> [Brief]:
Give the data again word for word; drop the pictures.

● ● ● ●

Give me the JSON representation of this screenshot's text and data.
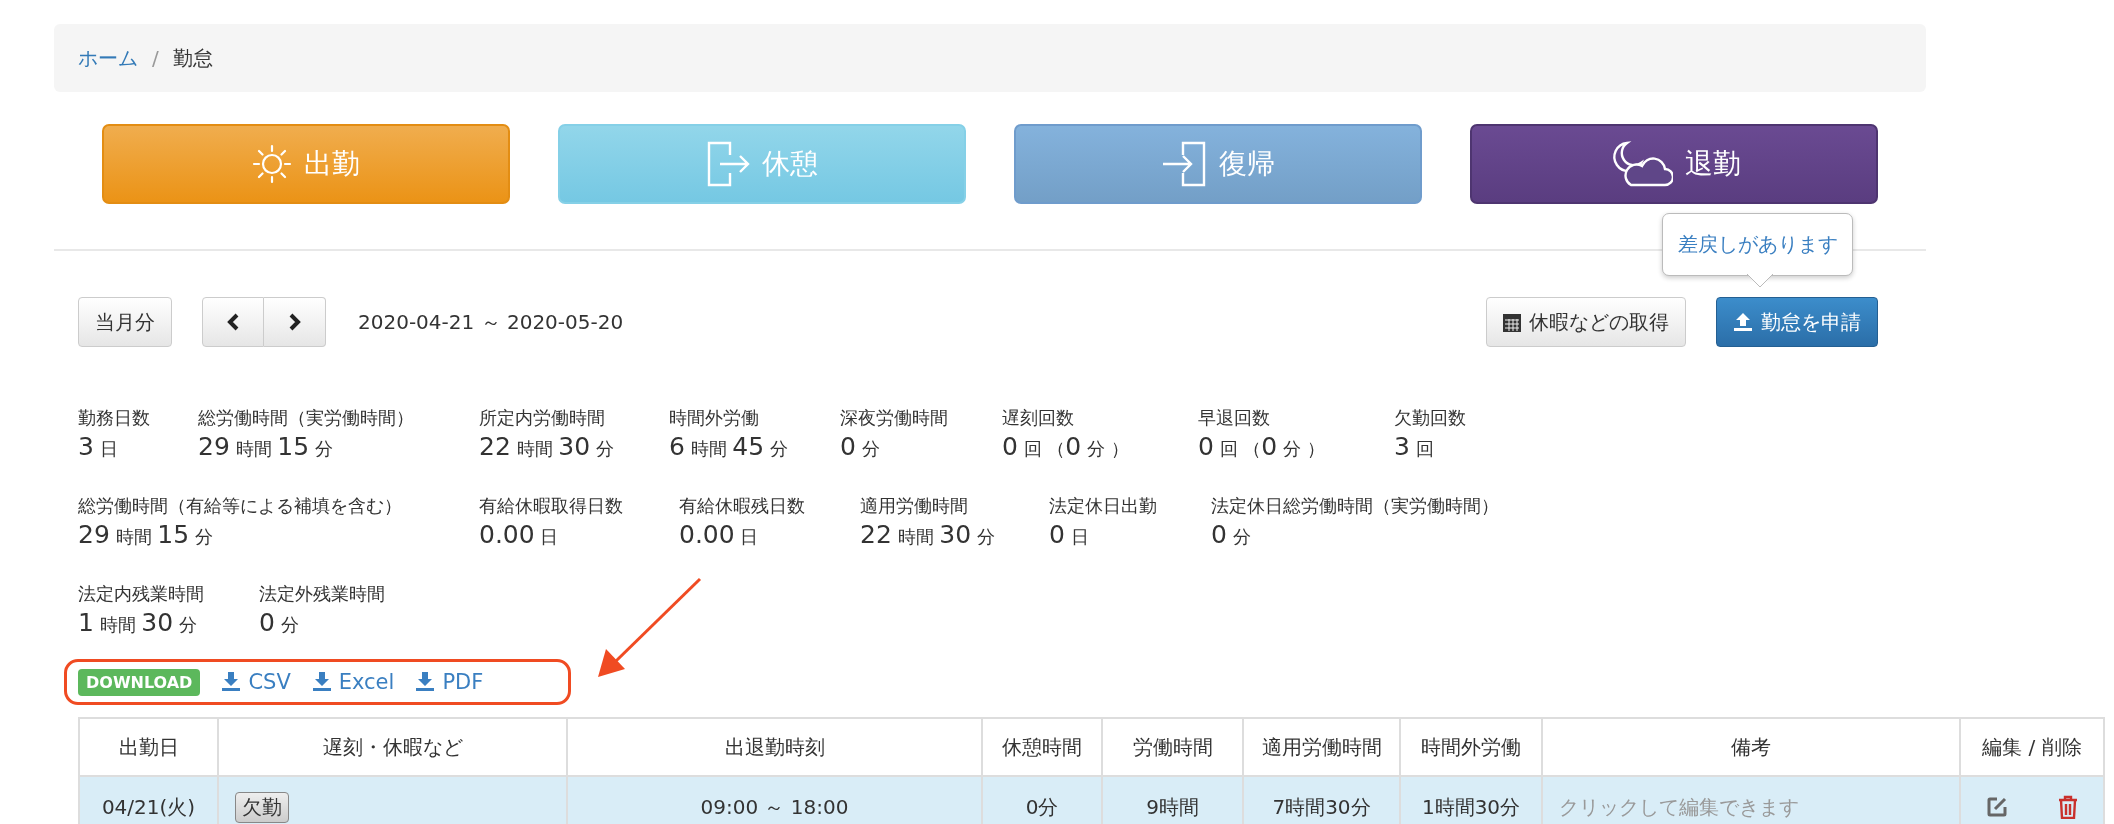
{
  "breadcrumb": {
    "items": [
      {
        "label": "ホーム",
        "link": true
      },
      {
        "label": "勤怠",
        "link": false
      }
    ],
    "separator": "/"
  },
  "punch_buttons": [
    {
      "label": "出勤",
      "kind": "sun"
    },
    {
      "label": "休憩",
      "kind": "exit"
    },
    {
      "label": "復帰",
      "kind": "enter"
    },
    {
      "label": "退勤",
      "kind": "moon"
    }
  ],
  "toolbar": {
    "current_month": "当月分",
    "period": "2020-04-21 ～ 2020-05-20",
    "leave_button": "休暇などの取得",
    "apply_button": "勤怠を申請",
    "tooltip": "差戻しがあります"
  },
  "summary": [
    [
      {
        "label": "勤務日数",
        "value": "3 日"
      },
      {
        "label": "総労働時間（実労働時間）",
        "value": "29 時間 15 分"
      },
      {
        "label": "所定内労働時間",
        "value": "22 時間 30 分"
      },
      {
        "label": "時間外労働",
        "value": "6 時間 45 分"
      },
      {
        "label": "深夜労働時間",
        "value": "0 分"
      },
      {
        "label": "遅刻回数",
        "value": "0 回 （0 分 ）"
      },
      {
        "label": "早退回数",
        "value": "0 回 （0 分 ）"
      },
      {
        "label": "欠勤回数",
        "value": "3 回"
      }
    ],
    [
      {
        "label": "総労働時間（有給等による補填を含む）",
        "value": "29 時間 15 分"
      },
      {
        "label": "有給休暇取得日数",
        "value": "0.00 日"
      },
      {
        "label": "有給休暇残日数",
        "value": "0.00 日"
      },
      {
        "label": "適用労働時間",
        "value": "22 時間 30 分"
      },
      {
        "label": "法定休日出勤",
        "value": "0 日"
      },
      {
        "label": "法定休日総労働時間（実労働時間）",
        "value": "0 分"
      }
    ],
    [
      {
        "label": "法定内残業時間",
        "value": "1 時間 30 分"
      },
      {
        "label": "法定外残業時間",
        "value": "0 分"
      }
    ]
  ],
  "download": {
    "badge": "DOWNLOAD",
    "links": [
      "CSV",
      "Excel",
      "PDF"
    ]
  },
  "table": {
    "columns": [
      "出勤日",
      "遅刻・休暇など",
      "出退勤時刻",
      "休憩時間",
      "労働時間",
      "適用労働時間",
      "時間外労働",
      "備考",
      "編集 / 削除"
    ],
    "rows": [
      {
        "date": "04/21(火)",
        "tag": "欠勤",
        "times": "09:00 ～ 18:00",
        "break": "0分",
        "work": "9時間",
        "applied": "7時間30分",
        "overtime": "1時間30分",
        "note": {
          "placeholder": "クリックして編集できます"
        }
      }
    ]
  }
}
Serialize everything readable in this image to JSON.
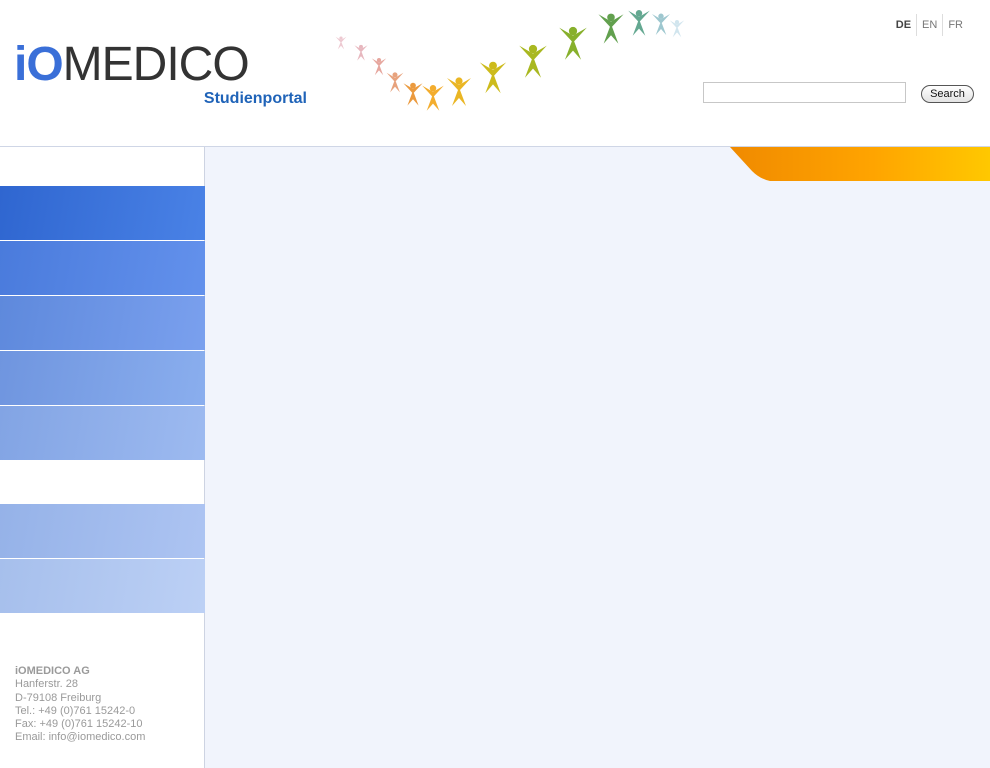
{
  "header": {
    "logo_io": "iO",
    "logo_medico": "MEDICO",
    "logo_subtitle": "Studienportal"
  },
  "languages": [
    {
      "code": "DE",
      "active": true
    },
    {
      "code": "EN",
      "active": false
    },
    {
      "code": "FR",
      "active": false
    }
  ],
  "search": {
    "value": "",
    "placeholder": "",
    "button_label": "Search"
  },
  "nav": {
    "items": [
      {
        "label": "",
        "color_from": "#2f66d0",
        "color_to": "#4a82e6"
      },
      {
        "label": "",
        "color_from": "#4a7bdc",
        "color_to": "#6391ec"
      },
      {
        "label": "",
        "color_from": "#5e89dc",
        "color_to": "#7aa0ee"
      },
      {
        "label": "",
        "color_from": "#6f95df",
        "color_to": "#8aaeee"
      },
      {
        "label": "",
        "color_from": "#82a4e4",
        "color_to": "#9dbaf0"
      },
      {
        "label": "",
        "color_from": "#95b2e8",
        "color_to": "#adc4f2"
      },
      {
        "label": "",
        "color_from": "#a6bfec",
        "color_to": "#bcd0f5"
      }
    ]
  },
  "footer": {
    "company": "iOMEDICO AG",
    "street": "Hanferstr. 28",
    "city": "D-79108 Freiburg",
    "tel": "Tel.: +49 (0)761 15242-0",
    "fax": "Fax: +49 (0)761 15242-10",
    "email": "Email: info@iomedico.com"
  },
  "colors": {
    "brand_blue": "#3a6fd8",
    "subtitle_blue": "#1f63b8",
    "content_bg": "#f1f4fc",
    "orange_from": "#f08a00",
    "orange_to": "#ffc400"
  }
}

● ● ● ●

> [Answer area]:
Give me the JSON representation of this screenshot's text and data.
{
  "breadcrumb": {
    "items": [
      {
        "label": "ホーム",
        "link": true
      },
      {
        "label": "勤怠",
        "link": false
      }
    ],
    "separator": "/"
  },
  "punch_buttons": [
    {
      "label": "出勤",
      "kind": "sun"
    },
    {
      "label": "休憩",
      "kind": "exit"
    },
    {
      "label": "復帰",
      "kind": "enter"
    },
    {
      "label": "退勤",
      "kind": "moon"
    }
  ],
  "toolbar": {
    "current_month": "当月分",
    "period": "2020-04-21 ～ 2020-05-20",
    "leave_button": "休暇などの取得",
    "apply_button": "勤怠を申請",
    "tooltip": "差戻しがあります"
  },
  "summary": [
    [
      {
        "label": "勤務日数",
        "value": "3 日"
      },
      {
        "label": "総労働時間（実労働時間）",
        "value": "29 時間 15 分"
      },
      {
        "label": "所定内労働時間",
        "value": "22 時間 30 分"
      },
      {
        "label": "時間外労働",
        "value": "6 時間 45 分"
      },
      {
        "label": "深夜労働時間",
        "value": "0 分"
      },
      {
        "label": "遅刻回数",
        "value": "0 回 （0 分 ）"
      },
      {
        "label": "早退回数",
        "value": "0 回 （0 分 ）"
      },
      {
        "label": "欠勤回数",
        "value": "3 回"
      }
    ],
    [
      {
        "label": "総労働時間（有給等による補填を含む）",
        "value": "29 時間 15 分"
      },
      {
        "label": "有給休暇取得日数",
        "value": "0.00 日"
      },
      {
        "label": "有給休暇残日数",
        "value": "0.00 日"
      },
      {
        "label": "適用労働時間",
        "value": "22 時間 30 分"
      },
      {
        "label": "法定休日出勤",
        "value": "0 日"
      },
      {
        "label": "法定休日総労働時間（実労働時間）",
        "value": "0 分"
      }
    ],
    [
      {
        "label": "法定内残業時間",
        "value": "1 時間 30 分"
      },
      {
        "label": "法定外残業時間",
        "value": "0 分"
      }
    ]
  ],
  "download": {
    "badge": "DOWNLOAD",
    "links": [
      "CSV",
      "Excel",
      "PDF"
    ]
  },
  "table": {
    "columns": [
      "出勤日",
      "遅刻・休暇など",
      "出退勤時刻",
      "休憩時間",
      "労働時間",
      "適用労働時間",
      "時間外労働",
      "備考",
      "編集 / 削除"
    ],
    "rows": [
      {
        "date": "04/21(火)",
        "tag": "欠勤",
        "times": "09:00 ～ 18:00",
        "break": "0分",
        "work": "9時間",
        "applied": "7時間30分",
        "overtime": "1時間30分",
        "note": {
          "placeholder": "クリックして編集できます"
        }
      }
    ]
  }
}
Serialize everything readable in this image to JSON.
{
  "header": {
    "logo_io": "iO",
    "logo_medico": "MEDICO",
    "logo_subtitle": "Studienportal"
  },
  "languages": [
    {
      "code": "DE",
      "active": true
    },
    {
      "code": "EN",
      "active": false
    },
    {
      "code": "FR",
      "active": false
    }
  ],
  "search": {
    "value": "",
    "placeholder": "",
    "button_label": "Search"
  },
  "nav": {
    "items": [
      {
        "label": "",
        "color_from": "#2f66d0",
        "color_to": "#4a82e6"
      },
      {
        "label": "",
        "color_from": "#4a7bdc",
        "color_to": "#6391ec"
      },
      {
        "label": "",
        "color_from": "#5e89dc",
        "color_to": "#7aa0ee"
      },
      {
        "label": "",
        "color_from": "#6f95df",
        "color_to": "#8aaeee"
      },
      {
        "label": "",
        "color_from": "#82a4e4",
        "color_to": "#9dbaf0"
      },
      {
        "label": "",
        "color_from": "#95b2e8",
        "color_to": "#adc4f2"
      },
      {
        "label": "",
        "color_from": "#a6bfec",
        "color_to": "#bcd0f5"
      }
    ]
  },
  "footer": {
    "company": "iOMEDICO AG",
    "street": "Hanferstr. 28",
    "city": "D-79108 Freiburg",
    "tel": "Tel.: +49 (0)761 15242-0",
    "fax": "Fax: +49 (0)761 15242-10",
    "email": "Email: info@iomedico.com"
  },
  "colors": {
    "brand_blue": "#3a6fd8",
    "subtitle_blue": "#1f63b8",
    "content_bg": "#f1f4fc",
    "orange_from": "#f08a00",
    "orange_to": "#ffc400"
  }
}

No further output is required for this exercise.